The shape width changes based on the value of the property.
To scale an attribute by a factor using an element property value, specify a value to multiply against the property value:
<rect width='50' height='20'> <bind:width>element['users'] * 5</bind:width> </rect>
To change the style of a shape based on an element property, conditional statements can be used. In the following example, the border of the shape is grey:
<rect stroke-width='1' stroke='grey' width='100' height='100'> <bind:stroke-width> <![CDATA[ if (element['users'] < 50) 1 else 5 ]]> </bind:stroke-width> <bind:stroke> <![CDATA[ if (element['users'] < 50) 'green' else 'red' ]]> </bind:stroke> </rect>

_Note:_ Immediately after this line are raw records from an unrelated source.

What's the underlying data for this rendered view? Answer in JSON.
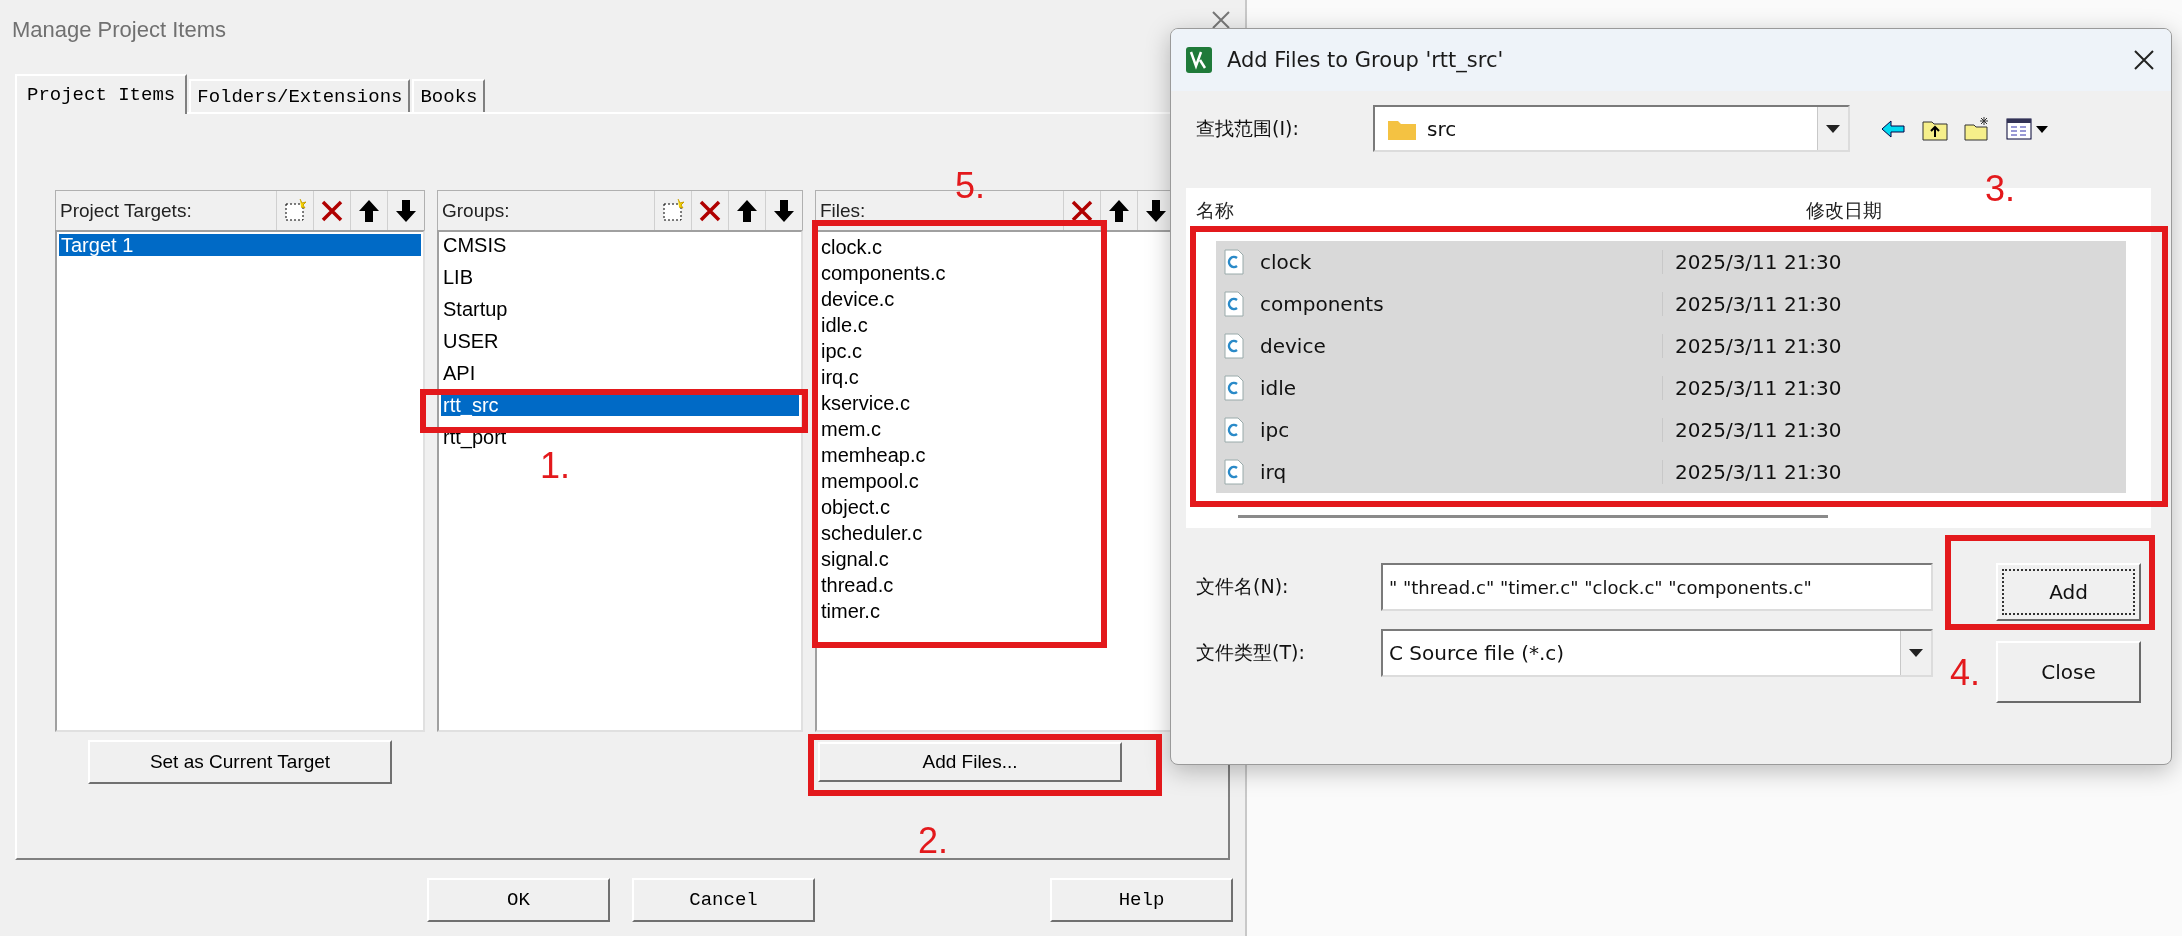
{
  "manage_dialog": {
    "title": "Manage Project Items",
    "tabs": [
      {
        "label": "Project Items",
        "selected": true
      },
      {
        "label": "Folders/Extensions",
        "selected": false
      },
      {
        "label": "Books",
        "selected": false
      }
    ],
    "targets_panel": {
      "label": "Project Targets:",
      "items": [
        {
          "label": "Target 1",
          "selected": true
        }
      ]
    },
    "groups_panel": {
      "label": "Groups:",
      "items": [
        {
          "label": "CMSIS",
          "selected": false
        },
        {
          "label": "LIB",
          "selected": false
        },
        {
          "label": "Startup",
          "selected": false
        },
        {
          "label": "USER",
          "selected": false
        },
        {
          "label": "API",
          "selected": false
        },
        {
          "label": "rtt_src",
          "selected": true
        },
        {
          "label": "rtt_port",
          "selected": false
        }
      ]
    },
    "files_panel": {
      "label": "Files:",
      "items": [
        "clock.c",
        "components.c",
        "device.c",
        "idle.c",
        "ipc.c",
        "irq.c",
        "kservice.c",
        "mem.c",
        "memheap.c",
        "mempool.c",
        "object.c",
        "scheduler.c",
        "signal.c",
        "thread.c",
        "timer.c"
      ]
    },
    "set_current_button": "Set as Current Target",
    "add_files_button": "Add Files...",
    "buttons": [
      "OK",
      "Cancel",
      "Help"
    ]
  },
  "add_dialog": {
    "title": "Add Files to Group 'rtt_src'",
    "look_in_label": "查找范围(I):",
    "look_in_value": "src",
    "columns": [
      "名称",
      "修改日期"
    ],
    "files": [
      {
        "name": "clock",
        "modified": "2025/3/11 21:30",
        "selected": true
      },
      {
        "name": "components",
        "modified": "2025/3/11 21:30",
        "selected": true
      },
      {
        "name": "device",
        "modified": "2025/3/11 21:30",
        "selected": true
      },
      {
        "name": "idle",
        "modified": "2025/3/11 21:30",
        "selected": true
      },
      {
        "name": "ipc",
        "modified": "2025/3/11 21:30",
        "selected": true
      },
      {
        "name": "irq",
        "modified": "2025/3/11 21:30",
        "selected": true
      }
    ],
    "filename_label": "文件名(N):",
    "filename_value": "\" \"thread.c\" \"timer.c\" \"clock.c\" \"components.c\"",
    "filetype_label": "文件类型(T):",
    "filetype_value": "C Source file (*.c)",
    "buttons": [
      {
        "label": "Add",
        "focused": true
      },
      {
        "label": "Close",
        "focused": false
      }
    ]
  },
  "annotations": [
    "1.",
    "2.",
    "3.",
    "4.",
    "5."
  ]
}
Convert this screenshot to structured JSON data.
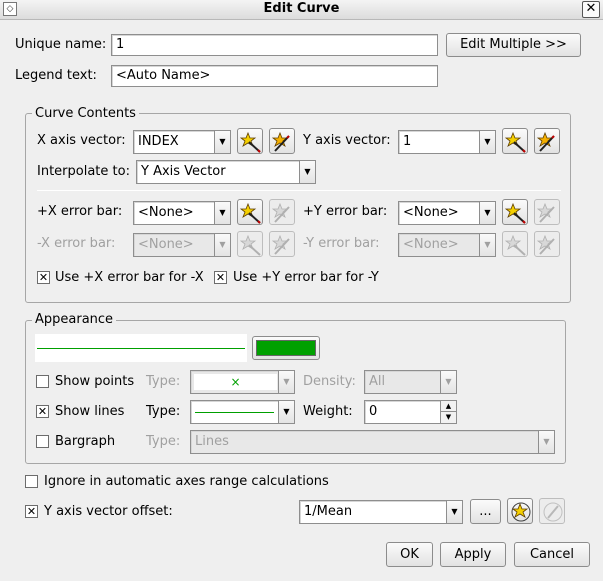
{
  "window": {
    "title": "Edit Curve"
  },
  "general": {
    "unique_name_label": "Unique name:",
    "unique_name_value": "1",
    "edit_multiple_label": "Edit Multiple >>",
    "legend_text_label": "Legend text:",
    "legend_text_value": "<Auto Name>"
  },
  "curve_contents": {
    "title": "Curve Contents",
    "x_axis_label": "X axis vector:",
    "x_axis_value": "INDEX",
    "y_axis_label": "Y axis vector:",
    "y_axis_value": "1",
    "interpolate_label": "Interpolate to:",
    "interpolate_value": "Y Axis Vector",
    "plus_x_error_label": "+X error bar:",
    "plus_x_error_value": "<None>",
    "plus_y_error_label": "+Y error bar:",
    "plus_y_error_value": "<None>",
    "minus_x_error_label": "-X error bar:",
    "minus_x_error_value": "<None>",
    "minus_y_error_label": "-Y error bar:",
    "minus_y_error_value": "<None>",
    "use_plus_x_label": "Use +X error bar for -X",
    "use_plus_x_checked": true,
    "use_plus_y_label": "Use +Y error bar for -Y",
    "use_plus_y_checked": true
  },
  "appearance": {
    "title": "Appearance",
    "color": "#00a000",
    "show_points_label": "Show points",
    "show_points_checked": false,
    "points_type_label": "Type:",
    "points_type_symbol": "×",
    "density_label": "Density:",
    "density_value": "All",
    "show_lines_label": "Show lines",
    "show_lines_checked": true,
    "lines_type_label": "Type:",
    "weight_label": "Weight:",
    "weight_value": "0",
    "bargraph_label": "Bargraph",
    "bargraph_checked": false,
    "bargraph_type_label": "Type:",
    "bargraph_type_value": "Lines"
  },
  "options": {
    "ignore_label": "Ignore in automatic axes range calculations",
    "ignore_checked": false,
    "y_offset_label": "Y axis vector offset:",
    "y_offset_checked": true,
    "y_offset_value": "1/Mean",
    "ellipsis_label": "..."
  },
  "buttons": {
    "ok": "OK",
    "apply": "Apply",
    "cancel": "Cancel"
  },
  "icons": {
    "new_vector": "new-vector-icon (star with wand)",
    "edit_vector": "edit-vector-icon (wand)"
  }
}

If the users property on the element is greater than 50, the shape border increases to a width of 5 pixels and changes from green to red.

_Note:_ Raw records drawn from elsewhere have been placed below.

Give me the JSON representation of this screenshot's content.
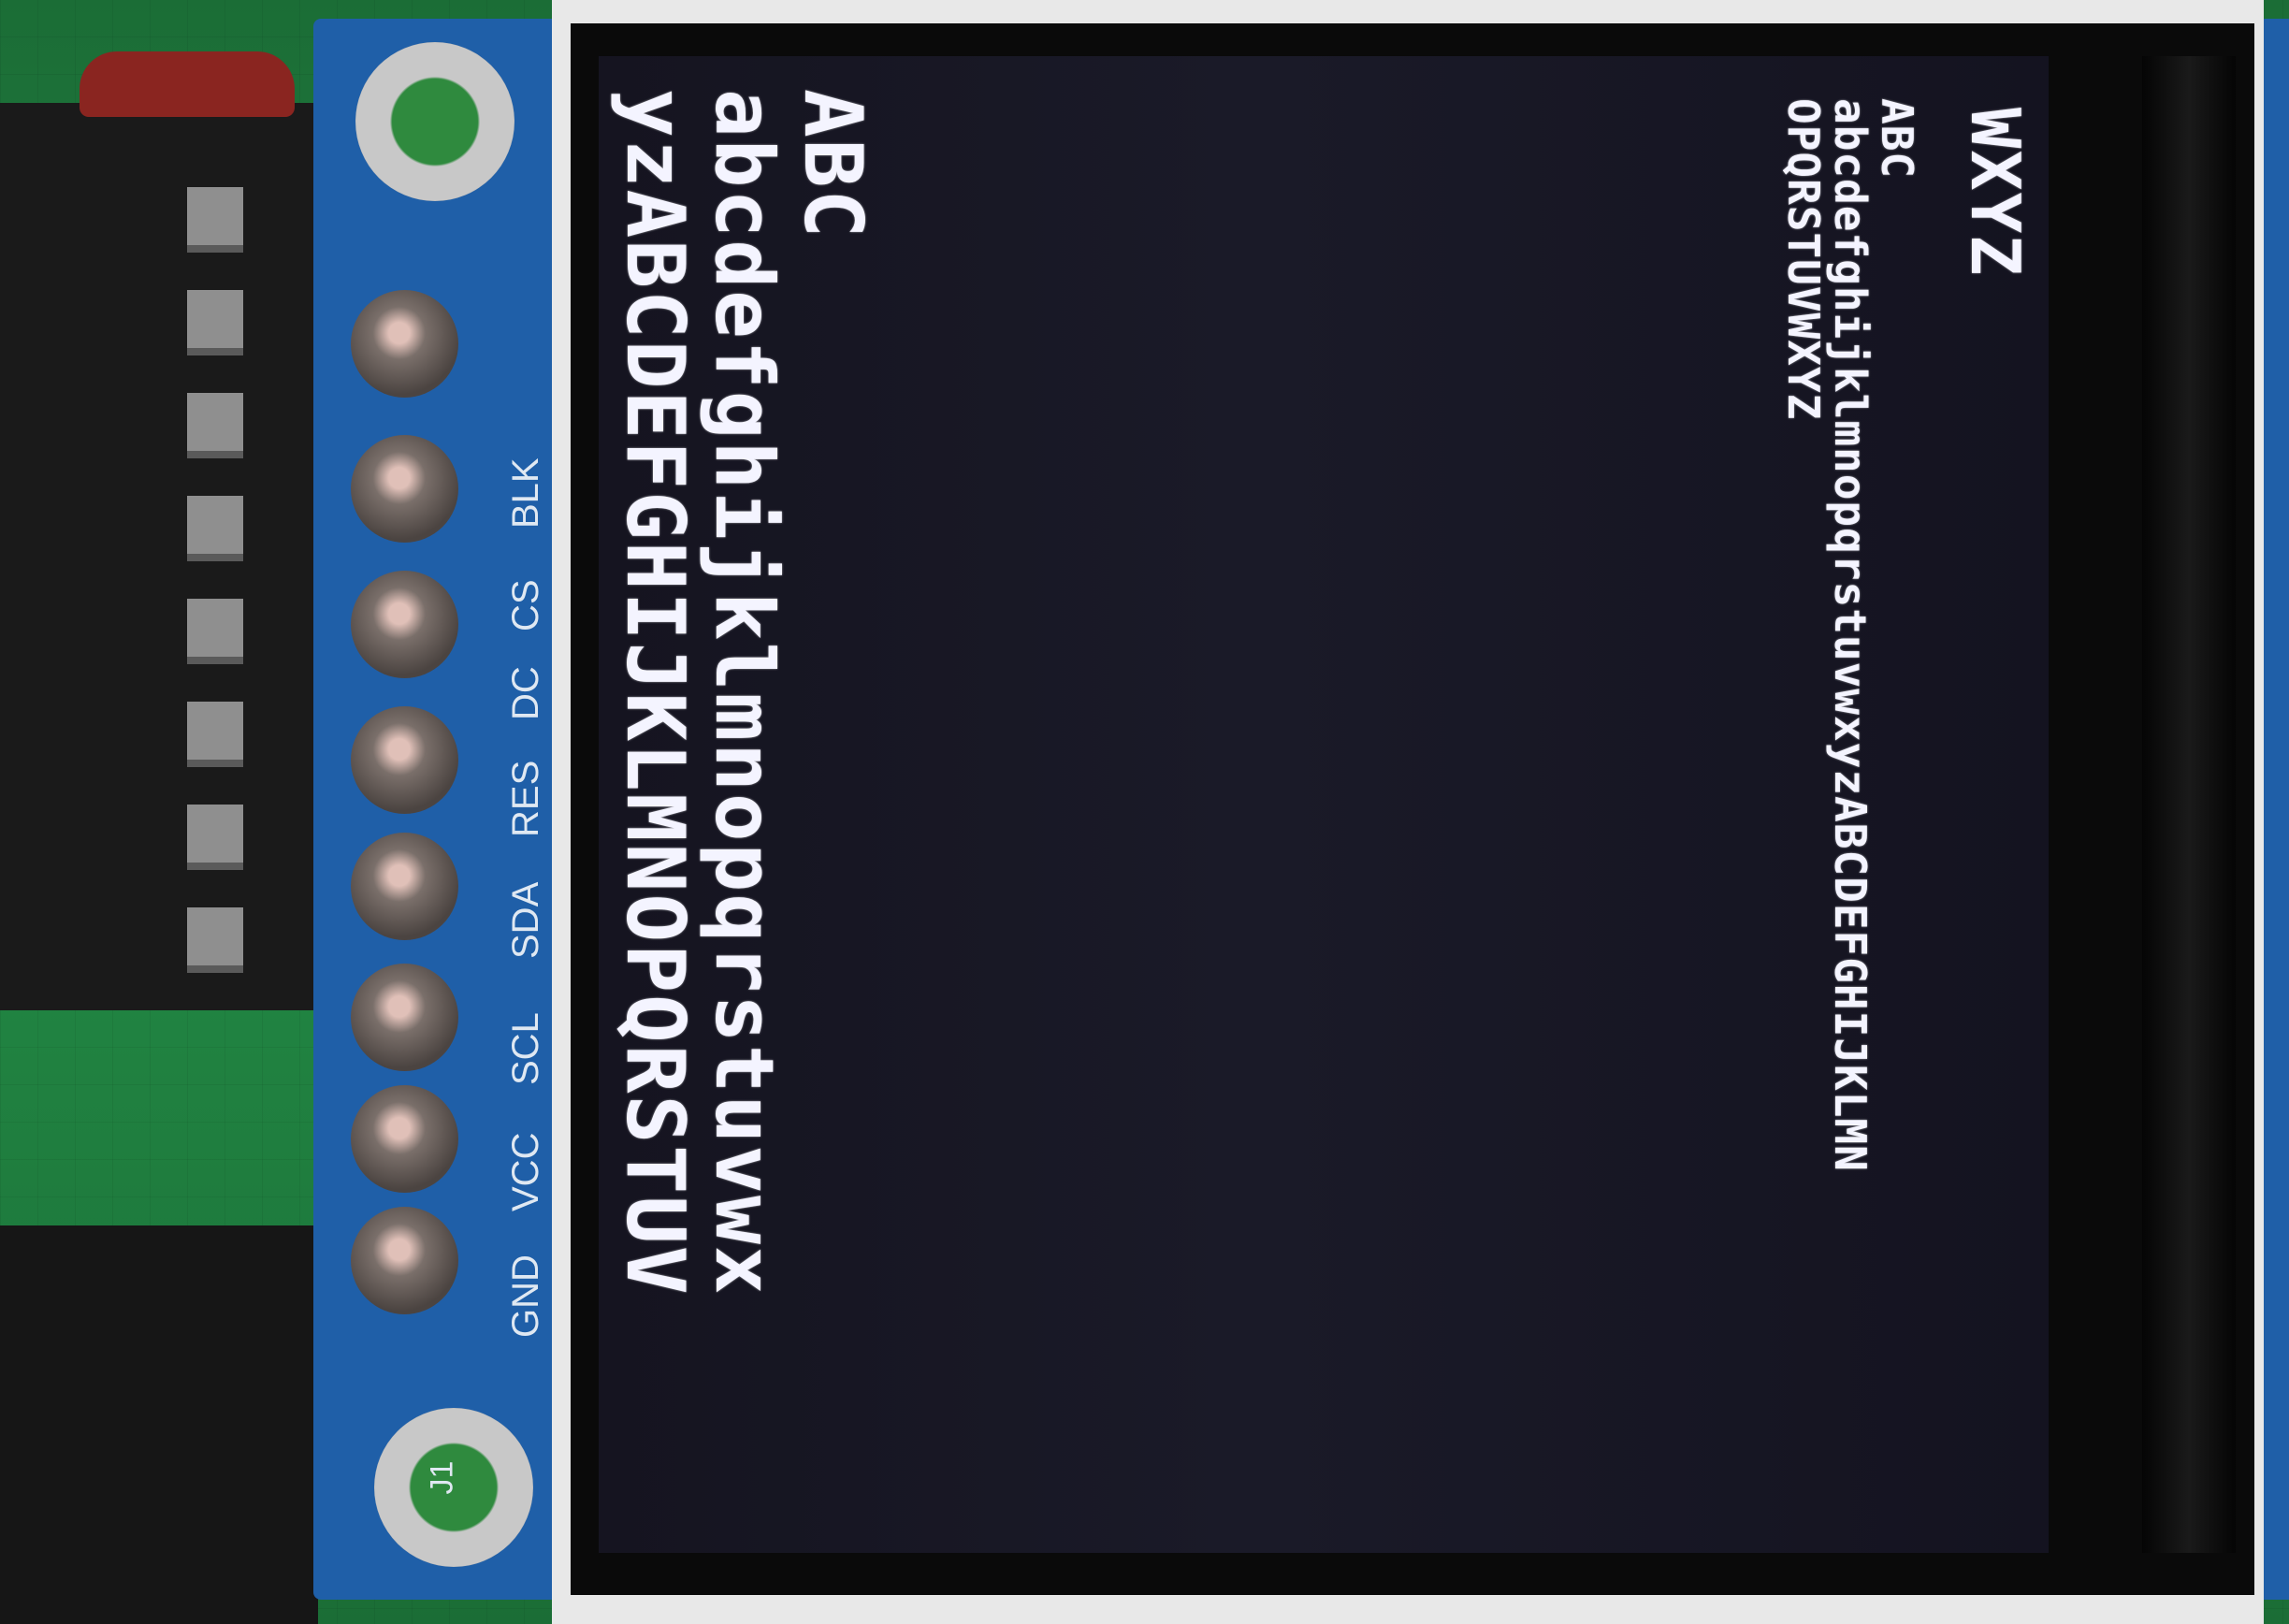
{
  "board": {
    "pin_labels": [
      "GND",
      "VCC",
      "SCL",
      "SDA",
      "RES",
      "DC",
      "CS",
      "BLK"
    ],
    "connector_label": "J1"
  },
  "display": {
    "large_lines": [
      "ABC",
      "abcdefghijklmnopqrstuvwx",
      "yzABCDEFGHIJKLMNOPQRSTUV"
    ],
    "small_lines": [
      "ABC",
      "abcdefghijklmnopqrstuvwxyzABCDEFGHIJKLMN",
      "OPQRSTUVWXYZ"
    ],
    "corner_line": "WXYZ"
  }
}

The following partial code example shows a simplified ranging syntax:
<rect width='100' height='100'> <bind:stroke-width property='users' range='< 50 :green;< 80 :orange' else='red'/> </rect>
To change an objects transparency based on an element property, use the <bind:opacity> tag. In the following example, the property value is divided by 100 to set a percentage value of opacity.

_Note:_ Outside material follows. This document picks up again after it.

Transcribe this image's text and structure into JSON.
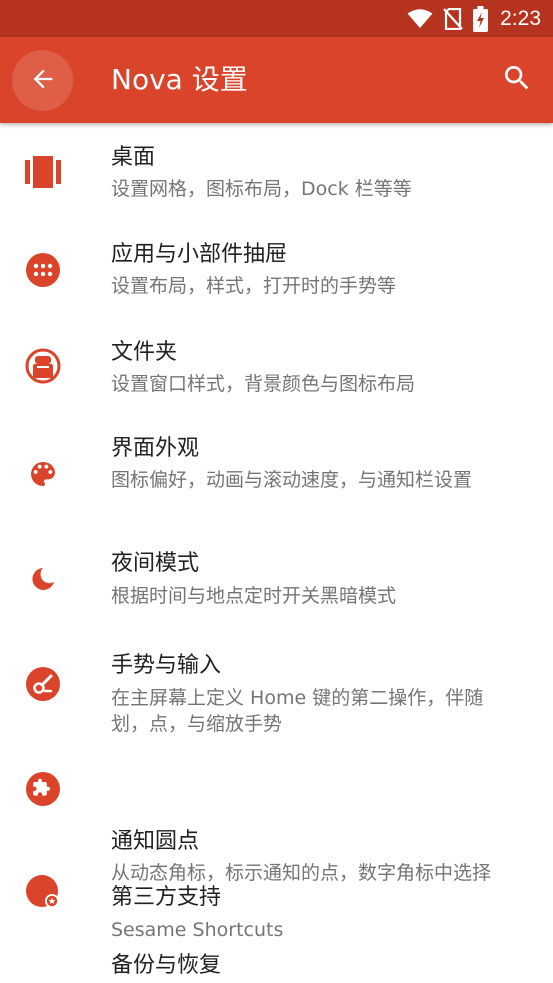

<rect fill='green' stroke='black' opacity='1'> <bind:opacity>element['users'] / 100.0</bind:opacity> </rect>
The following sections cover how to display and element name or property value:
To show the name of an element, use the <bind:value> tag, setting the bind property to 'name':
<text font-size='18' text-anchor='middle'> <bind:value property='name'/> </text>
To show the value of a specific element property, use the <bind:value> tag, setting property to the element property name:
<text> <bind:value property='responseTime'/> </text>
If a property doesn’t exist, you can set the default value by specifying a default attribute on the <bind:value> tag:
<text text-anchor='middle'> <bind:value property='responseTime' default='not available'/> </text>
Control the width of wrapped text by adding a wrap tag to a <bind:value> on a text-based content bind. The value of the wrap tag controls the width of the wrapped text. The wrapper attempts to break on spaces, but it breaks a word if it is longer than the specified wrap width.
This example sets the wrap width to 75:
<text overflow="visible" x="27" y="65" font-size="10" text-anchor="middle">ClassicWrap<bind:value property="name" wrap="75" texthash="1.52892531E9" undo="Classic Small"/> </text>
Notice that the wrap attribute must be contained inside of the <bind:value> tag.
The following sections cover how to display the number of children or the children along a path of a shape:
To show the number of children for the element, set the property attribute to childCount in the <bind:value> tag:
<text> <bind:value property='childCount'/> </text>
To show the number of children for the element, set the property attribute to orgChildCount in the <bind:value> tag:
<text> <bind:value property='orgChildCount'/> </text>
Children can be displayed for any element. By using or modifying the following code, the children can be displayed along the circumference of a circle or the edge of any shape (for example, rectangles, lines, paths, or curves).
In this example, we show setting them to display along the edge of a circle:
<circle id='circlepath' fill='none' stroke='grey' r='500'/> <bind:children graphic='Nodes__Classic'> <bind:layout path='#circlePath'/> </bind:children>
The following section cover how to format numbers, dates and times:
Format numbers using Java’s Formatter class. For example:
<text> <bind:value property='childCount' format='Number of children: %1$d'/> </text>
The above formats an integer property. To format a floating point property, use %1$f instead of %1$d.
Java’s Formatter class documentation can be referenced at http://java.sun.com/j2se/1.5.0/docs/api/java/util/Formatter.html.
<text> <bind:value property='lastUpdate' format='time'/> </text>
<text> <bind:value property='lastUpdate' format='time'/> </text>
<text> <bind:value property='lastUpdate' format='datetime'/> </text>
In addition to the shortcuts supplied above (which do locale-specific date and time formatting automatically), you can specify the exact format of a date-time string by supply a format compatible with Java’s SimpleDateFormat class:
<text> <bind:value property='lastUpdate' format='EEE, d MMM yyyy HH:mm:ss Z'/> </text>